Dr. Ben Carson argued Thursday that the al-Qaeda terrorists that killed thousands in 2001 -- downing four planes, destroying the World Trade Center towers and damaging the Pentagon -- were "unsophisticated" compared to the Islamic State, or ISIS.
"Being responsible for the Sept. 11th attacks, what happened right there, really didn't require a great deal of sophistication because we were not paying attention."'
“Being responsible for the Sept. 11th attacks, what happened right there, really didn't require a great deal of sophistication because we were not paying attention,” Carson told reporters on Thursday in Alabama, seeming to cite intelligence failures that failed to prevent the attacks. “We were not coordinating our efforts, so you didn't have to be all that great, you had to be able to fly some planes, and get a couple of people in here. That's going to be a lot more difficult to do now.

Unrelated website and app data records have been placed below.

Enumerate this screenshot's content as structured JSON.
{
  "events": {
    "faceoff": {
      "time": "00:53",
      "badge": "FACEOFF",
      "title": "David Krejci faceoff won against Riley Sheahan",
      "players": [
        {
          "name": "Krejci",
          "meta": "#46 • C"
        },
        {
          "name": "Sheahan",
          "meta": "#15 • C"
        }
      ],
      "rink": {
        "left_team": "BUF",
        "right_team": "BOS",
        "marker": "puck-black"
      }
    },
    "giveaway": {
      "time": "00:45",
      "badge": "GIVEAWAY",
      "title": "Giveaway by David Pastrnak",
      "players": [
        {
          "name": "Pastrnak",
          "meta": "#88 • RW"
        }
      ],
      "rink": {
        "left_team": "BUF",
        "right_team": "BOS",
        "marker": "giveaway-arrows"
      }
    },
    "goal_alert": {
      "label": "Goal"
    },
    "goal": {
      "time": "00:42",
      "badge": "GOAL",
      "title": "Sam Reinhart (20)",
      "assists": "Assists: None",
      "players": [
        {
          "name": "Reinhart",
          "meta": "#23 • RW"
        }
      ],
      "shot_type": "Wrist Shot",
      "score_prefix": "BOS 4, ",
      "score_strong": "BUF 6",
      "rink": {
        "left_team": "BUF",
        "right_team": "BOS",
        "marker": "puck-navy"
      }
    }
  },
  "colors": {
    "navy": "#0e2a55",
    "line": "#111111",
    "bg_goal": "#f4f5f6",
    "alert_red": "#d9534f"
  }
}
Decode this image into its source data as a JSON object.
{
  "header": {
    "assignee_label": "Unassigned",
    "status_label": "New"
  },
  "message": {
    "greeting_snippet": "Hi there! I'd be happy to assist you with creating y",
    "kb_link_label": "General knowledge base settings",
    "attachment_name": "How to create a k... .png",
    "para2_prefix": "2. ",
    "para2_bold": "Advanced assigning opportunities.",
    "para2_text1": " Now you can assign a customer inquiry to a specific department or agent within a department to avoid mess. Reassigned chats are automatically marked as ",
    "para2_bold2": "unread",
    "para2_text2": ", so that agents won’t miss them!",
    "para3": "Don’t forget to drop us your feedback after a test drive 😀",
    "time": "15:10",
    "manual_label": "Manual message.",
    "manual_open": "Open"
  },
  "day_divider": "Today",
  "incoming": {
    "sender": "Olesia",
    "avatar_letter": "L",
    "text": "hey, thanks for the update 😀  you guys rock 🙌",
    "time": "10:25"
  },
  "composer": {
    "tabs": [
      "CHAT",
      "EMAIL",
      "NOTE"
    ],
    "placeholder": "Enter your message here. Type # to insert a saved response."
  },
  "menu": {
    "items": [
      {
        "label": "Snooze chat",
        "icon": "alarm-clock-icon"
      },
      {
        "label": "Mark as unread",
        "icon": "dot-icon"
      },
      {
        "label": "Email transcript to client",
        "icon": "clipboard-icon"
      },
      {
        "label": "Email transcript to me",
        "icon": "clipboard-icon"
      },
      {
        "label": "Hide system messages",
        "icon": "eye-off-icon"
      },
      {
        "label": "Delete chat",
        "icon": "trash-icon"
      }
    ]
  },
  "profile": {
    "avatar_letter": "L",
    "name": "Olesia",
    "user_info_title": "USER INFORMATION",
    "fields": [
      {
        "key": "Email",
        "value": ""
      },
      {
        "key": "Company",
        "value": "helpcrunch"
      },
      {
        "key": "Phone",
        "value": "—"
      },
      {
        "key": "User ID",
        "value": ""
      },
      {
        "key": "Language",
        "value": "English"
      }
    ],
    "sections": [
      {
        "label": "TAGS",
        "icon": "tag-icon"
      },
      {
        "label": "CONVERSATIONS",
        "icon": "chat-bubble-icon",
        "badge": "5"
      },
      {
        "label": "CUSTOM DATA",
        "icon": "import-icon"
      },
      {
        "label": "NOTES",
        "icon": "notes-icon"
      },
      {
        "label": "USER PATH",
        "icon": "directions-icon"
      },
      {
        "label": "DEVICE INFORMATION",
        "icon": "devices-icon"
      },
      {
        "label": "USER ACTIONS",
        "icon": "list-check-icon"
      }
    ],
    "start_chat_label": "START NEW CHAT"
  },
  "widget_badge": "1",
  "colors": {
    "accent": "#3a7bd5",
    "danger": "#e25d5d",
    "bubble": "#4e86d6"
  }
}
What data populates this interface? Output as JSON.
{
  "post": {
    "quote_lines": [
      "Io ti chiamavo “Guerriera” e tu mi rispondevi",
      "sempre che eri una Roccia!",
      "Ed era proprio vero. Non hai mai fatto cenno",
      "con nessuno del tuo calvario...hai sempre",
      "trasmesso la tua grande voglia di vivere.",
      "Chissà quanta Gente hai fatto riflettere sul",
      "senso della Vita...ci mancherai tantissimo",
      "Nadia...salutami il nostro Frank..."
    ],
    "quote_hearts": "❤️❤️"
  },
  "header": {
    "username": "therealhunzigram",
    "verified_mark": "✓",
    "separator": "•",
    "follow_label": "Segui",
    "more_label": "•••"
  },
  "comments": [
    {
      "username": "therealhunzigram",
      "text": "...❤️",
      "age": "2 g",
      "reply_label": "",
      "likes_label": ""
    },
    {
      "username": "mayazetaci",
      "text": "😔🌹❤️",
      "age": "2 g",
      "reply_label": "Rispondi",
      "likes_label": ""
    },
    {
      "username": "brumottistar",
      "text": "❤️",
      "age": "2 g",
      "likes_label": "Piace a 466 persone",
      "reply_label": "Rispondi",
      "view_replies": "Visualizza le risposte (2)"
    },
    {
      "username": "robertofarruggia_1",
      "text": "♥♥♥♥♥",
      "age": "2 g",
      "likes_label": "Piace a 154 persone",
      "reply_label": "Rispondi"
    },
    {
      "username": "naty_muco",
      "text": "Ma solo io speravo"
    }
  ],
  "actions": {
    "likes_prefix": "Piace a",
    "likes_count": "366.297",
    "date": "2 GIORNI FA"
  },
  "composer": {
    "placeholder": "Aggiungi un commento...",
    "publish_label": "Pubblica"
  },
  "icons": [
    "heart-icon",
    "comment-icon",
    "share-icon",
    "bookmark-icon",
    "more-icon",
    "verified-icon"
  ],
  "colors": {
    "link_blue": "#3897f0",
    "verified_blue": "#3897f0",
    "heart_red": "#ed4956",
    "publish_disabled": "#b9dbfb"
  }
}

You're going to have to be a lot more sophisticated than that now.”
Carson said on Thursday that ISIS is “absolutely” more of a threat to America than al-Qaeda was in 2001. He’s previously said that ISIS is an “existential” threat in a way that al Qaeda wasn't, though both Islamic extremist groups share a core mission to wage jihad against Western societies.
Carson's comments dismissing al Qaeda are the latest in a series of controversial foreign policy stances taken by the GOP candidate as he zeroes in on national security issues following the deadly terrorist attacks in Paris last week. Carson has struggled to talk about foreign policy during the Republican primary, making erroneous assertions about which countries are in NATO or militarily involved in Syria. Since the Paris attacks, which ISIS has taken credit for, Carson has fumbled several high-profile interviews and his poll numbers have dipped amid the renewed focus on terrorism. His campaign has responded to the resulting criticism by saying that Carson gets daily mid-morning national security briefings and that he's getting better as the campaign progresses.
In the same speech Thursday, Carson also compared the millions of refugees fleeing Syria's bloody civil war to rabid dogs.
“We must balance safety against just being a humanitarian,” Carson said. “For instance, you know, if there's a rabid dog running around your neighborhood, you’re probably not gonna assume something good about that dog. And you’re probably gonna put your children out of the way. Doesn’t mean that you hate all dogs, by any stretch of the imagination.”
"But you’re putting your intellect into motion and you’re thinking how do I protect my children?" he added. "At the same, I love dogs and I’m gonna call the humane society and hopefully they can come take this dog away and create a safe environment once again."
"You know, if there's a rabid dog running around your neighborhood, you’re probably not gonna assume something good about that dog."'
“By the same token, we have to have in place screening mechanisms that allow us to determine who the mad dogs are quite frankly," Carson continued. "Who are the people that want to come in here and hurt us and want to destroy us. Until we know how to do that, just like it would be foolish to put your child out in the neighborhood knowing that that was going on, it is foolish for us to accept people if we cannot have the appropriate type of screening."
There are existing authorities and processes for screening refugees, White House officials say.
“There is a stringent process in place to look at all of these factors and to interview these individuals and to make sure – and it’s part of the reason why it takes so darn long,” State Department spokesman Mark Toner told reporters Tuesday, noting that the entire process takes 18-24 months. “It’s an interagency, multi-agency, layered interview process for these guys to – for these individuals to get clearance.”